Focused on day-to-day survival, people living in poverty may lack the time, power and knowledge about systems to advocate for themselves in situations like an eviction. Luckily, people can reach out to a community advocate to get information about their rights and available resources. For example, did you know that the Residential Tenancies Act requires that the notice be delivered in person, or that a landlord can only give you five days’ notice for three reasons – non-payment of rent, major damage or being a threat?
As members of the PACA Workshop Facilitation Team, students have the unique opportunity to work directly with community advocates and people with lived experiences of poverty. The PACA workshop is an experiential learning activity that uses role play and discussion to deepen awareness of the impacts of poverty and social welfare systems. Workshop participants take on the roles of family members, while members of the Workshop Facilitation Team role play as service-providers, such as police officers and social workers, or assist with facilitation. Before and after the workshop, team members also develop skills in workshop coordination, community engagement and more.
“The PACA Workshop is greatly needed for students,” said Shelley Stevenson, a community volunteer from North Point Douglas Women’s Centre, “for another viewpoint and just to get them aware of what’s happening on the streets and in the communities they will be working with in the future. Students get to know the people firsthand. There are lots of stereotypes out there. Working with the people can give you a better understanding of how society actually runs.”
“I was in my sixth year of postsecondary education,” recalled Dale Lui, an alumnus from the Department of Political Studies. “I thought I had gained the ‘right’ knowledge through my studies to be in a position to help people, but I realized I had a lot of prejudice against the very communities to which I was dedicating my studies: people living in a low-income situation or below the poverty line. Being a part of PACA really changed my views on poverty.”
Last year, Juliana, Shelley and dozens of other university students and community volunteers helped Community Service-Learning to facilitate eight workshops for nearly 400 future social workers, doctors, nurses, occupational therapists, lawyers and recreation workers.
“It’s such a dynamic and fast-paced work environment,” said Juliana. “I’ve really developed my critical thinking, problem-solving and organizational skills in taking on the interesting roles and responsibilities of workshop coordination.
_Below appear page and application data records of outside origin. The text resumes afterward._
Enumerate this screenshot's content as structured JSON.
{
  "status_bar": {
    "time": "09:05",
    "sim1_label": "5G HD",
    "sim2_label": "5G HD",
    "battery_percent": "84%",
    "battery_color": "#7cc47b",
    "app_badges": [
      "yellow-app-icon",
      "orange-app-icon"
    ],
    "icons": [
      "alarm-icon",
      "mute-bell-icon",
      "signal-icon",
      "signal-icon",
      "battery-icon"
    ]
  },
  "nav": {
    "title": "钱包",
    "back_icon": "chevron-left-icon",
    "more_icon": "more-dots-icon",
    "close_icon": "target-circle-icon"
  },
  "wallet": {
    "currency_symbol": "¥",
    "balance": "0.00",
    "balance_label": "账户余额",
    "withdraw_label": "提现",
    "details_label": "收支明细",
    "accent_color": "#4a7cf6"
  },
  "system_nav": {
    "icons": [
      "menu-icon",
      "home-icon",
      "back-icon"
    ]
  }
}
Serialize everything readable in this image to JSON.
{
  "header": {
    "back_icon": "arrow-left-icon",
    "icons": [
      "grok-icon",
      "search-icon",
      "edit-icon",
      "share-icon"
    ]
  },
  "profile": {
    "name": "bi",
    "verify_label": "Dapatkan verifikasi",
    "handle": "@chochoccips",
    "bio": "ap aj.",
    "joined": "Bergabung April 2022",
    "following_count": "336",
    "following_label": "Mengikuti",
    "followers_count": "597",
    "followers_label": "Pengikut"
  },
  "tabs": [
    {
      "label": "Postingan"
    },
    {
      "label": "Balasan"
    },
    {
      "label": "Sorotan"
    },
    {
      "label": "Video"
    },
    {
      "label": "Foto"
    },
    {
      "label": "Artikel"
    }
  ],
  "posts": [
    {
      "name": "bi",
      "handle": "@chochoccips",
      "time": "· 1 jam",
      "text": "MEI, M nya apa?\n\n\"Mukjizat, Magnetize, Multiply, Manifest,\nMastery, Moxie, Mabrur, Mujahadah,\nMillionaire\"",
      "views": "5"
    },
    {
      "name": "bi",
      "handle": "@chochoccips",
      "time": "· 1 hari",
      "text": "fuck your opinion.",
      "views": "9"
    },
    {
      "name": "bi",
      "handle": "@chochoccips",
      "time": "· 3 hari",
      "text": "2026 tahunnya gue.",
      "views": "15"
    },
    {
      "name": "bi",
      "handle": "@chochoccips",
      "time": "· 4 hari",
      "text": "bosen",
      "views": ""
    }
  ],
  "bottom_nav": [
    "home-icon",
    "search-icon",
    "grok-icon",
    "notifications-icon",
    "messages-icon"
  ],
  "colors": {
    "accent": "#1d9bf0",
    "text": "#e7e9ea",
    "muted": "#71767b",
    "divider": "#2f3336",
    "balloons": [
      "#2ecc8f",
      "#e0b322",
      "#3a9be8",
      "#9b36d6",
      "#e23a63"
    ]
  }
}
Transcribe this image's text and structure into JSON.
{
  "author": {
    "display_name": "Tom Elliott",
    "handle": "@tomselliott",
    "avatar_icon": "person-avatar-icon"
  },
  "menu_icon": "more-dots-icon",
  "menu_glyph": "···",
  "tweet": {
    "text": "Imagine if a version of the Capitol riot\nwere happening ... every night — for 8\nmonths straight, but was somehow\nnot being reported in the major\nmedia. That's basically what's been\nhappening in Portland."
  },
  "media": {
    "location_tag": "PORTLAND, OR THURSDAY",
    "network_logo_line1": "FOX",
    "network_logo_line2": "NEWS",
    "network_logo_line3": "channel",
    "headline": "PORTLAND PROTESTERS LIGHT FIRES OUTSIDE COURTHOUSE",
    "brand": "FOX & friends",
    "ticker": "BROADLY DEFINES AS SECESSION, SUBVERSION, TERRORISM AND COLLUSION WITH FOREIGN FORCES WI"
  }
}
I also had the chance to work closely with community and student volunteers, and it’s the relationships I have built with community volunteers that I really value. Being part of the PACA Workshop Facilitation Team has allowed me to gain a deeper understanding of poverty than through almost anything else I have participated in before.”
For more information about the Poverty Awareness & Community Action Workshop Facilitation Team, or to apply, visit: umanitoba.ca/servicelearning
The deadline to apply is July 31. Late applications will be considered until September 30.
Faculty members interested in booking a workshop can contact:
Anny [dot] Chen [at] umanitoba [dot] ca
Community Service-Learning, a part of Student Engagement and Success, facilitates student programs and provides faculty support for the University of Manitoba community. CSL works with local and international communities to offer experiential learning opportunities that help students connect with communities, develop their capacity for community and social justice work, and learn about their role in social change.